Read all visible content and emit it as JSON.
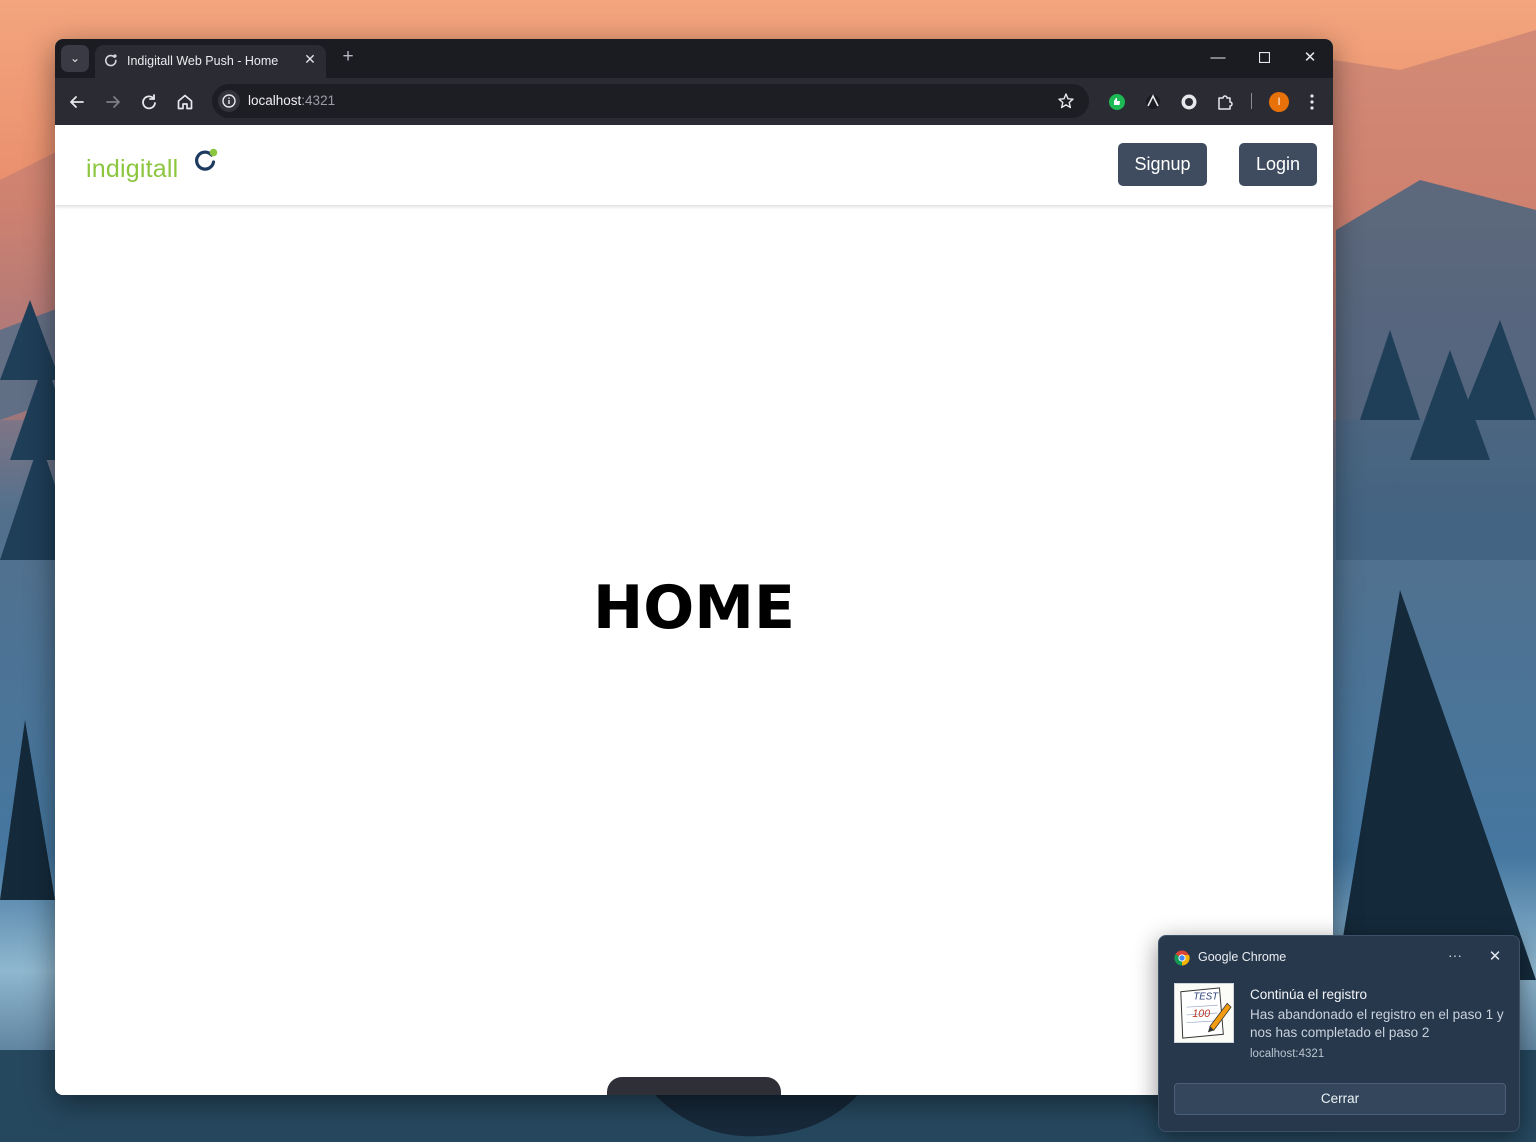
{
  "browser": {
    "tab_title": "Indigitall Web Push - Home",
    "new_tab_symbol": "+",
    "address": {
      "host": "localhost",
      "port": ":4321"
    },
    "profile_initial": "I"
  },
  "site": {
    "logo_text": "indigitall",
    "nav": {
      "signup_label": "Signup",
      "login_label": "Login"
    },
    "heading": "HOME"
  },
  "notification": {
    "app_name": "Google Chrome",
    "title": "Continúa el registro",
    "body": "Has abandonado el registro en el paso 1 y nos has completado el paso 2",
    "origin": "localhost:4321",
    "action_label": "Cerrar",
    "image_text": {
      "top": "TEST",
      "score": "100"
    }
  },
  "colors": {
    "logo_green": "#8cc63f",
    "logo_navy": "#1e3a5f",
    "button_bg": "#3f4b5f",
    "profile_orange": "#e8710a"
  },
  "icons": [
    "tab-search-icon",
    "favicon-icon",
    "close-icon",
    "back-icon",
    "forward-icon",
    "reload-icon",
    "home-icon",
    "site-info-icon",
    "bookmark-star-icon",
    "extension-icon",
    "puzzle-icon",
    "kebab-menu-icon",
    "chrome-logo-icon"
  ]
}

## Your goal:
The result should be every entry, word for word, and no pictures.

## Reply:
Read all visible content and emit it as JSON.
{
  "browser": {
    "tab_title": "Indigitall Web Push - Home",
    "new_tab_symbol": "+",
    "address": {
      "host": "localhost",
      "port": ":4321"
    },
    "profile_initial": "I"
  },
  "site": {
    "logo_text": "indigitall",
    "nav": {
      "signup_label": "Signup",
      "login_label": "Login"
    },
    "heading": "HOME"
  },
  "notification": {
    "app_name": "Google Chrome",
    "title": "Continúa el registro",
    "body": "Has abandonado el registro en el paso 1 y nos has completado el paso 2",
    "origin": "localhost:4321",
    "action_label": "Cerrar",
    "image_text": {
      "top": "TEST",
      "score": "100"
    }
  },
  "colors": {
    "logo_green": "#8cc63f",
    "logo_navy": "#1e3a5f",
    "button_bg": "#3f4b5f",
    "profile_orange": "#e8710a"
  },
  "icons": [
    "tab-search-icon",
    "favicon-icon",
    "close-icon",
    "back-icon",
    "forward-icon",
    "reload-icon",
    "home-icon",
    "site-info-icon",
    "bookmark-star-icon",
    "extension-icon",
    "puzzle-icon",
    "kebab-menu-icon",
    "chrome-logo-icon"
  ]
}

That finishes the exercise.